WASHINGTON, July 23 The United States on
Wednesday honored six development projects for helping some of
the world's most politically fragile countries or poorest
people, including a railway in Afghanistan and basic health and
water services in Yemen.
The projects, all funded by one of the major development
banks, range from helping rice farmers in West Africa to dealing
with pollution in Mongolia. The awards recognize "exceptional"
development impact and give insight into the United States'
priorities in overseas aid, including its focus on fragile
states and food security.
"When you consider recent global events, it is clear that we
must continue to support international financial institutions
like those that we are honoring today," U.S. Treasury Secretary
Jack Lew said in announcing the Development Impact Honors.
The railroad in Afghanistan, funded by the Asian Development
Bank and completed in 2011, was the country's first rail link in
almost a century and was meant to boost the fragile state's
economy, and also help supply NATO troops there and provide aid.
The railroad covers a 75 km (50 mile) stretch of single
track that links Afghanistan's main city in the north,
Mazar-i-Sharif, to Uzbekistan, which serves as the gateway for
many of Afghanistan's imports.
"Fragile states pose concerns of peace and security for both
their people and beyond their borders," said Marisa Lago,
Treasury's assistant secretary for international markets and
development affairs. "So when we think about why the U.S.
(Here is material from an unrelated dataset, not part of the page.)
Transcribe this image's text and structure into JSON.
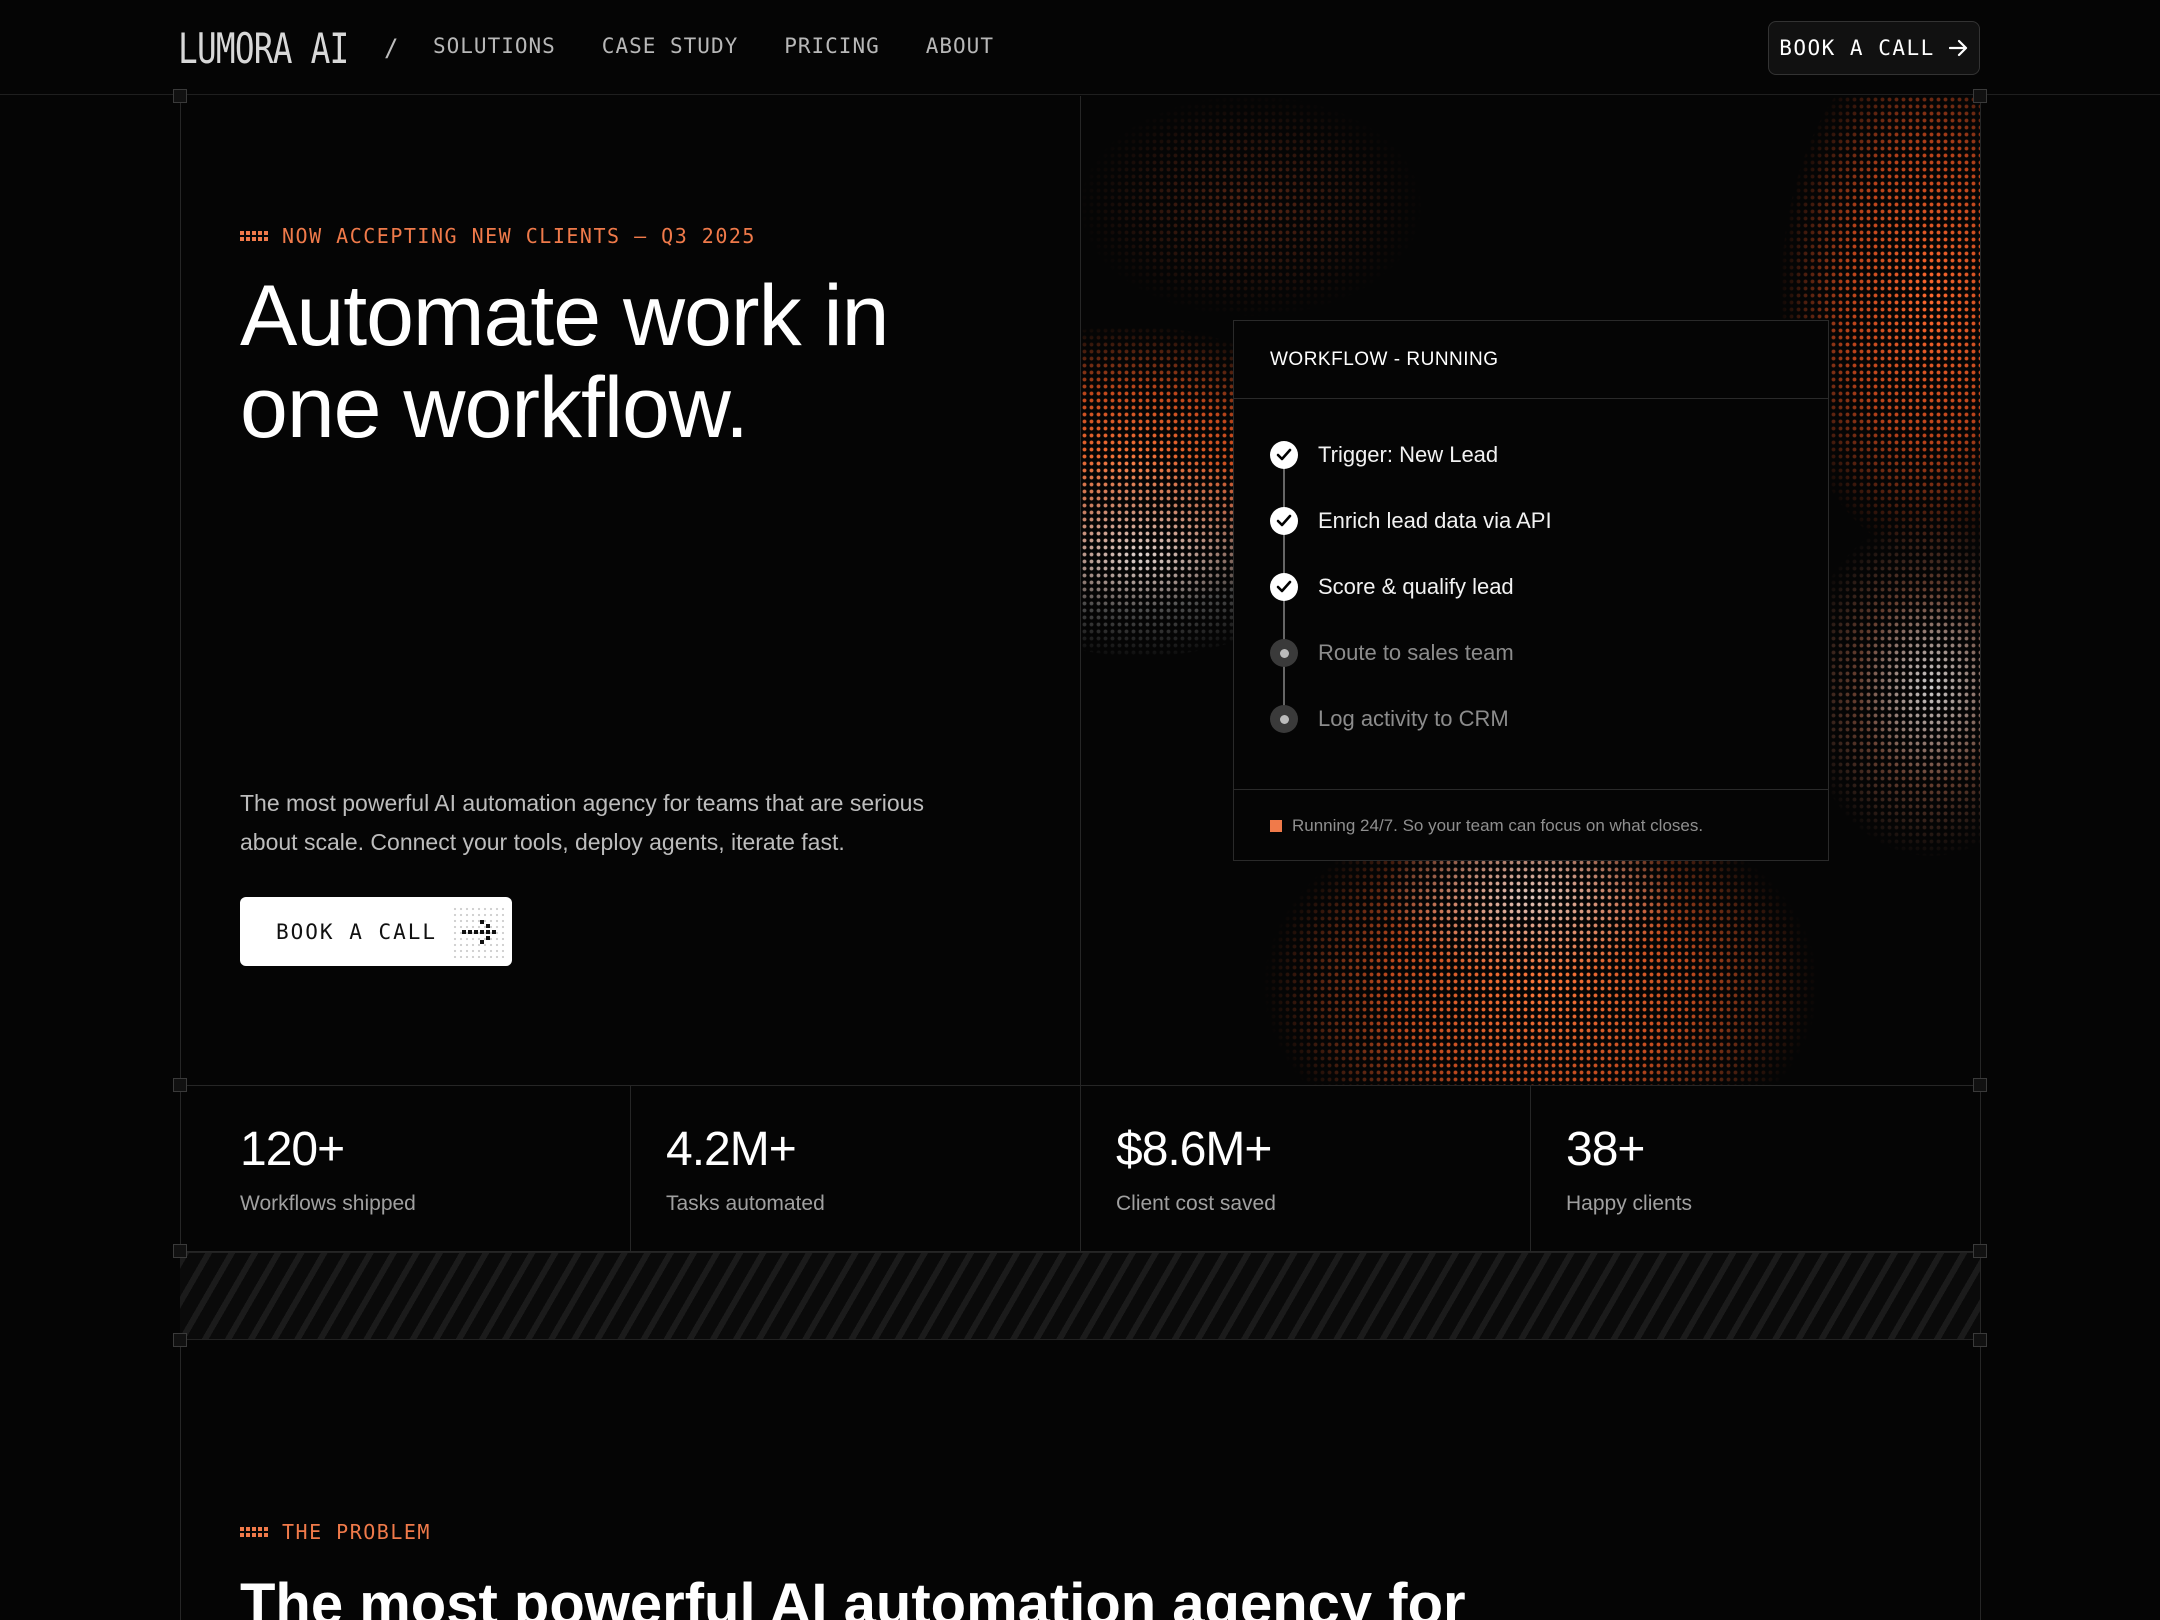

government engages in development - we recognize the strong
benefits for our national security."
Treasury said the railroad has provided about 1,200 local
jobs so far, helped boost the area's economic growth, lowered
the price of goods, and reduced poverty.
Treasury chose the projects based on how much they improved
the lives of the people in the country, followed environmental
and social standards and were innovative, among other criteria.
All the projects had to have been completed in the last seven
years to be eligible
In Yemen, dealing with crises including political turmoil,
deep poverty and separatists, the World Bank provided funding
and training for several community-driven projects that hired
local Yemenis to offer better health and water services and
vocational training, and also built new schools and a more
"While the state may be fragile, there are communities, so
we're looking for the strength in the community," Lago said,
adding that it was important to tailor each project to the local
The project follows the World Bank's model of focusing on
community-driven development in uncertain environments, similar
to its initial foray into Myanmar.
Other U.S.-honored projects include a program that enables
West African farmers to grow more durable rice with a higher
protein content, a wind farm project in Mongolia, microfinance
to small-scale farmers in Bangladesh, and training for
low-income youth in Brazil in job skills and "soft skills" like
self-esteem and civic responsibility.
(Reporting by Anna Yukhananov; Editing by Chizu Nomiyama)